Copy the data that follows, exactly and completely.
*** Opening of Extracted information ***
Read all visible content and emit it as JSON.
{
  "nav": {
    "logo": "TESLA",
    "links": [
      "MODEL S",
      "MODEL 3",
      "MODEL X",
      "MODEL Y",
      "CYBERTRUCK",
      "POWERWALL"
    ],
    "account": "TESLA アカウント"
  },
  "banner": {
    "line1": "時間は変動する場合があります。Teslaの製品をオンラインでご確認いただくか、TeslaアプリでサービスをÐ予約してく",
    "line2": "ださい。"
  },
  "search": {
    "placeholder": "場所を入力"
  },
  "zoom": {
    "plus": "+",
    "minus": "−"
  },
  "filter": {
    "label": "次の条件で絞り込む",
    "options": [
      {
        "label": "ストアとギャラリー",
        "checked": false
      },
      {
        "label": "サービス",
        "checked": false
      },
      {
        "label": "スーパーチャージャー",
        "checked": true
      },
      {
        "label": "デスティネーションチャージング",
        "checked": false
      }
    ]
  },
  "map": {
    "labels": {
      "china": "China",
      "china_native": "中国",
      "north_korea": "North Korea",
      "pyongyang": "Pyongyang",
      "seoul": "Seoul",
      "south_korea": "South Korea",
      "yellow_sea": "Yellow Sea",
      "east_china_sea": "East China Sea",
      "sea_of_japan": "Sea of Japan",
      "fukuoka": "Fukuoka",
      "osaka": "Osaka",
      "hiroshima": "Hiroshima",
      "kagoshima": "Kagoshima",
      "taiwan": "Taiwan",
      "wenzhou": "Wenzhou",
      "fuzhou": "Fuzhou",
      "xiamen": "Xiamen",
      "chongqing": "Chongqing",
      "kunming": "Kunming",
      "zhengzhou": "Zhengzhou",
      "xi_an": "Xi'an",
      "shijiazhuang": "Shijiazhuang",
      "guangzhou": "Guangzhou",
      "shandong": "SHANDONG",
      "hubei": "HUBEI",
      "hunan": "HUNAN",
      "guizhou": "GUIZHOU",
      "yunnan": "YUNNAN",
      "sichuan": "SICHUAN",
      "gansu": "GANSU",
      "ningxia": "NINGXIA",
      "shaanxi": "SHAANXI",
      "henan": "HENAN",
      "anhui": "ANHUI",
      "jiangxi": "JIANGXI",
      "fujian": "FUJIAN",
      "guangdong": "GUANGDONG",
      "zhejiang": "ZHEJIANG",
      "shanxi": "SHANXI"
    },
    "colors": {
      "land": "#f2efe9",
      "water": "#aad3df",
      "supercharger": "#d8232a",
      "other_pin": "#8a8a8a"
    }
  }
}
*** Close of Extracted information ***
### Exercise output
Read all visible content and emit it as JSON.
{
  "nav": {
    "logo": "TESLA",
    "links": [
      "MODEL S",
      "MODEL 3",
      "MODEL X",
      "MODEL Y",
      "CYBERTRUCK",
      "POWERWALL"
    ],
    "account": "TESLA アカウント"
  },
  "banner": {
    "line1": "時間は変動する場合があります。Teslaの製品をオンラインでご確認いただくか、TeslaアプリでサービスをÐ予約してく",
    "line2": "ださい。"
  },
  "search": {
    "placeholder": "場所を入力"
  },
  "zoom": {
    "plus": "+",
    "minus": "−"
  },
  "filter": {
    "label": "次の条件で絞り込む",
    "options": [
      {
        "label": "ストアとギャラリー",
        "checked": false
      },
      {
        "label": "サービス",
        "checked": false
      },
      {
        "label": "スーパーチャージャー",
        "checked": true
      },
      {
        "label": "デスティネーションチャージング",
        "checked": false
      }
    ]
  },
  "map": {
    "labels": {
      "china": "China",
      "china_native": "中国",
      "north_korea": "North Korea",
      "pyongyang": "Pyongyang",
      "seoul": "Seoul",
      "south_korea": "South Korea",
      "yellow_sea": "Yellow Sea",
      "east_china_sea": "East China Sea",
      "sea_of_japan": "Sea of Japan",
      "fukuoka": "Fukuoka",
      "osaka": "Osaka",
      "hiroshima": "Hiroshima",
      "kagoshima": "Kagoshima",
      "taiwan": "Taiwan",
      "wenzhou": "Wenzhou",
      "fuzhou": "Fuzhou",
      "xiamen": "Xiamen",
      "chongqing": "Chongqing",
      "kunming": "Kunming",
      "zhengzhou": "Zhengzhou",
      "xi_an": "Xi'an",
      "shijiazhuang": "Shijiazhuang",
      "guangzhou": "Guangzhou",
      "shandong": "SHANDONG",
      "hubei": "HUBEI",
      "hunan": "HUNAN",
      "guizhou": "GUIZHOU",
      "yunnan": "YUNNAN",
      "sichuan": "SICHUAN",
      "gansu": "GANSU",
      "ningxia": "NINGXIA",
      "shaanxi": "SHAANXI",
      "henan": "HENAN",
      "anhui": "ANHUI",
      "jiangxi": "JIANGXI",
      "fujian": "FUJIAN",
      "guangdong": "GUANGDONG",
      "zhejiang": "ZHEJIANG",
      "shanxi": "SHANXI"
    },
    "colors": {
      "land": "#f2efe9",
      "water": "#aad3df",
      "supercharger": "#d8232a",
      "other_pin": "#8a8a8a"
    }
  }
}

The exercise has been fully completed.